Best in pots as house plants, or in the warmer conservatory, coleus can also be grown in containers or window boxes alongside other temporary summer planting. They can also look good bedded out with salvias, rudbeckias, gaillardias and other late-summer flowers in the red-yellow end of the spectrum in warm borders.
The roots of coleus are known from ancient times, where it served as a stand in for Salvia divinorum, in shamanistic rituals. Not much research has been done on the psychoactive chemicals within the plant. The effects resemble those of psilocybin, which is found in psilocybian mushrooms.
Two coleus species were in cultivation here by the 1860s, C. verschaftelti and C. blumei, and the first coloured-leaf variety appeared at a Royal Horticultural Society show in June 1861, introduced by William Bull, a nurseryman of King's Road, Chelsea. Seven years later the RHS organised a promotional auction of new hybrids. One plant fetched 59 guineas, expensive now, but in those days was an enormous sum.

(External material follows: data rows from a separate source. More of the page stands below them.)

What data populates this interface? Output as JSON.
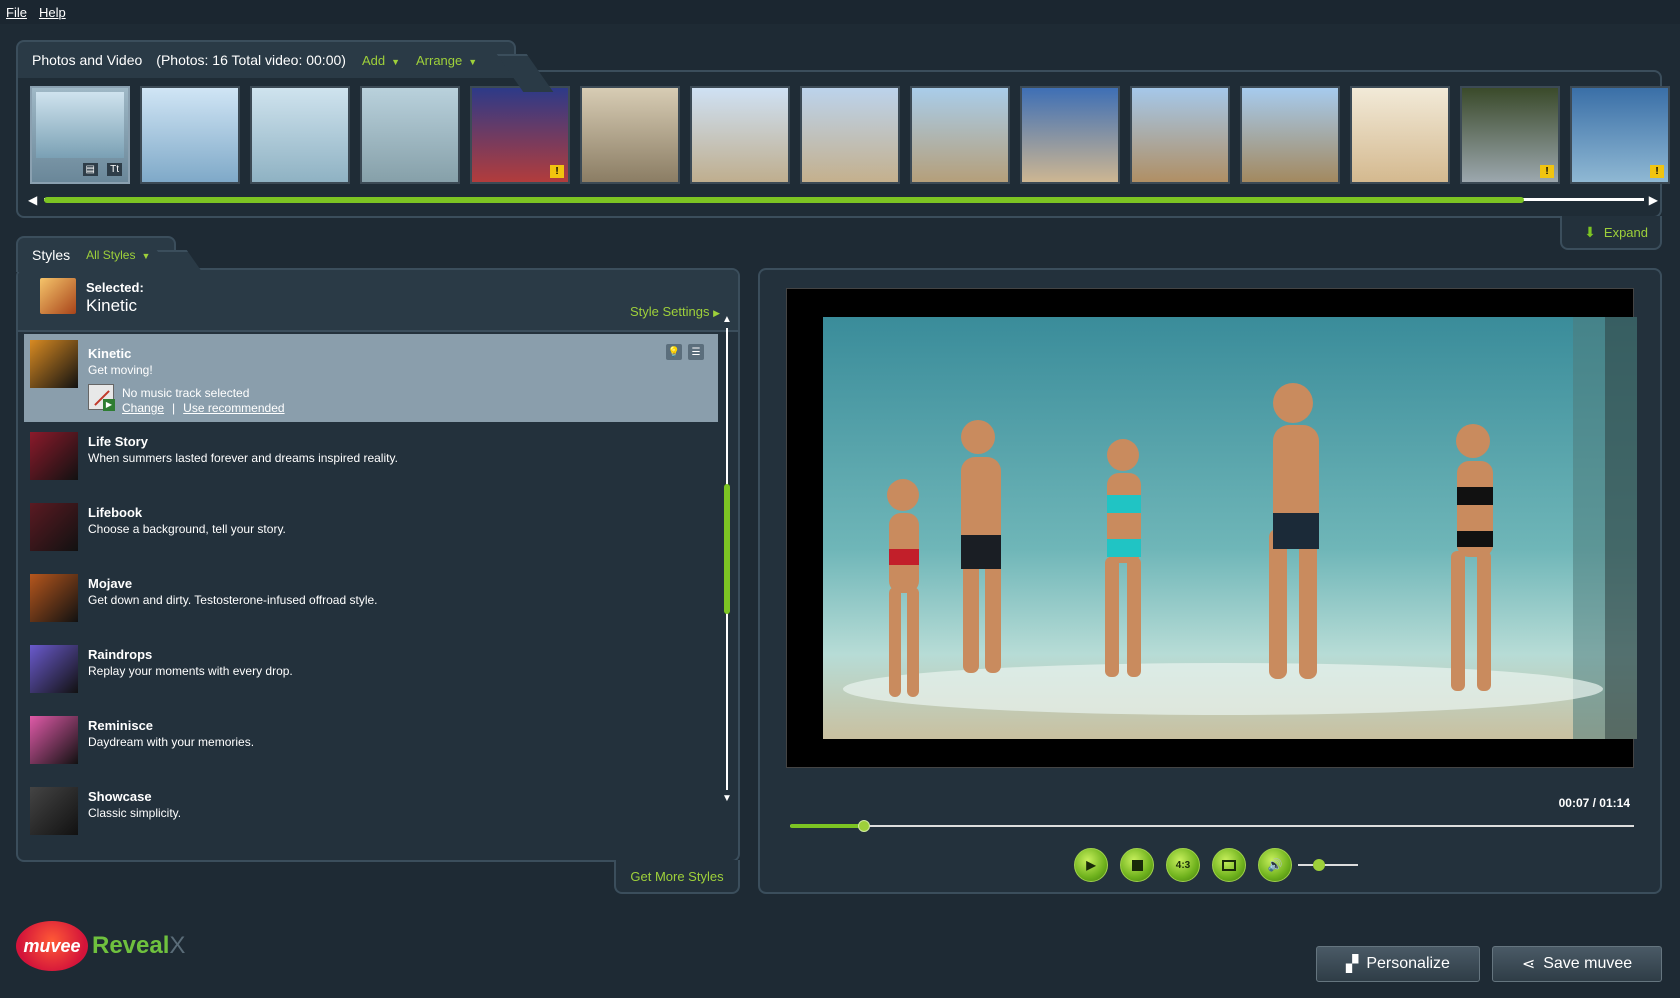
{
  "menu": {
    "file": "File",
    "help": "Help"
  },
  "photos": {
    "title": "Photos and Video",
    "stats": "(Photos: 16   Total video: 00:00)",
    "add": "Add",
    "arrange": "Arrange",
    "expand": "Expand",
    "thumbnails": [
      {
        "colors": [
          "#9fb8c6",
          "#6a8799"
        ],
        "selected": true,
        "badges": "Tt"
      },
      {
        "colors": [
          "#d0e5f5",
          "#7fa9c8"
        ]
      },
      {
        "colors": [
          "#cfe3ee",
          "#8fb2c3"
        ]
      },
      {
        "colors": [
          "#b9d1dc",
          "#86a0a9"
        ]
      },
      {
        "colors": [
          "#2d3a88",
          "#b23c3c"
        ],
        "warning": true
      },
      {
        "colors": [
          "#d7ccb4",
          "#8b7d64"
        ]
      },
      {
        "colors": [
          "#cfe1f4",
          "#bfae8e"
        ]
      },
      {
        "colors": [
          "#bcd3ec",
          "#c4b08d"
        ]
      },
      {
        "colors": [
          "#a9cdea",
          "#b59f7a"
        ]
      },
      {
        "colors": [
          "#3e6fb5",
          "#cdb692"
        ]
      },
      {
        "colors": [
          "#a5c8ea",
          "#b08f64"
        ]
      },
      {
        "colors": [
          "#a6cbee",
          "#a3895f"
        ]
      },
      {
        "colors": [
          "#f2ead8",
          "#d4b98f"
        ]
      },
      {
        "colors": [
          "#3a4a2a",
          "#9ca7ae"
        ],
        "warning": true
      },
      {
        "colors": [
          "#3a6fa7",
          "#8fb8d3"
        ],
        "warning": true
      }
    ]
  },
  "styles": {
    "tab_label": "Styles",
    "filter": "All Styles",
    "selected_label": "Selected:",
    "selected_name": "Kinetic",
    "style_settings": "Style Settings",
    "get_more": "Get More Styles",
    "items": [
      {
        "name": "Kinetic",
        "desc": "Get moving!",
        "color": "#d88a22",
        "active": true,
        "music_status": "No music track selected",
        "change": "Change",
        "use_recommended": "Use recommended"
      },
      {
        "name": "Life Story",
        "desc": "When summers lasted forever and dreams inspired reality.",
        "color": "#8b1a2b"
      },
      {
        "name": "Lifebook",
        "desc": "Choose a background, tell your story.",
        "color": "#5a1a22"
      },
      {
        "name": "Mojave",
        "desc": "Get down and dirty. Testosterone-infused offroad style.",
        "color": "#b5561d"
      },
      {
        "name": "Raindrops",
        "desc": "Replay your moments with every drop.",
        "color": "#6a5acd"
      },
      {
        "name": "Reminisce",
        "desc": "Daydream with your memories.",
        "color": "#e05aa8"
      },
      {
        "name": "Showcase",
        "desc": "Classic simplicity.",
        "color": "#444444"
      }
    ]
  },
  "preview": {
    "time": "00:07 / 01:14",
    "progress": 0.088,
    "volume": 0.35,
    "aspect": "4:3"
  },
  "logo": {
    "brand": "muvee",
    "product": "Reveal",
    "suffix": "X"
  },
  "actions": {
    "personalize": "Personalize",
    "save": "Save muvee"
  },
  "colors": {
    "accent": "#7cc423",
    "link": "#9ed03a",
    "background": "#1e2a34"
  }
}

Meanwhile Bull had bred about 150 varieties, of which he was marketing the best 18, cannily timing new releases to coincide with mentions of the plant in the gardening press. The breeding and propagation of sports was so frenetic that Gardener's Chronicle of 1869 dubbed it "coleus fever". Varieties have changed little since then and we're still working with essentially Victorian material.
Several years ago, the powers that be changed the name to Solenostemon but in a blatant act of taxonomic defiance, we refuse to call them anything but Coleus.
Ray Rogers - Coleus: Rainbow Foliage for Containers and Gardens:
This book is the most comprehensive work ever written on coleus, covering over 225 varieties with almost 400 spectacular photographs. The last half of the book (almost 100 pages) is an encyclopedia of the various coleus cultivars. The categories are in themselves quite informative. First there are the trailing ones (great for hanging baskets and container gardening), then they are broken down by leaf shape and size (elongate, fingered, duckfoot, twisted, and little), and then it starts to get really interesting. The next and largest section is “Cultivars by colour or pattern”. There are 26 sub-categories in this section! Red with green edge, Red with orange edge, Red-Orange with yellow edge, Yellow with red flecks or patterns, Green with red edge, and on and on. The last section is called Unique Cultivars and these are the ones that defy categorisation. The pros and cons of each variety are discussed in detail.
The chapter on Coleus in the Garden is just incredible. It’s mostly pictures with detailed captions, but wow, what pictures. The colour, shape and texture combinations with other plants is positively psychedelic. And when coleus are combined with other tropicals (such as croton) it’s as good as it gets! Coleus are after all from Java.
The photo captions are remarkably thorough, sometimes explaining what’s wrong and how to avoid it. Rogers lets us know that the same cultivar can have lots of different names, and lets us know what they all are. He tells us what to expect from the different seed mixes. If you weren’t a big coleus fan when you opened the book, you will be by the time you close it.
Timber Press, Portland, Oregon, www.timberpress.com, 2008.
978-0-88192-865-5, 288 pages, colour photographs, hardback.
|Packet Size||25 Seeds|
|Synonym||Coleus blumei, Solenostemon blumei, Ocimum scutellarioides|
|Common Name||Coleus, Painted Nettle. Flame Nettle|
|Other Common Names||Other|
|Hardiness||Tender Perennial often used as an Annual|
|Foliage||Oak-shaped Leaves in Brilliant Reds, Greens, and Golds|
|Position||Full Sun or partial shade.|
|Soil||Rich, moist, well-drained soil|
|Time to Sow||Sow all year round for indoor plants or sow in late spring for outdoor plants|
|Notes||Often grown as an Annual|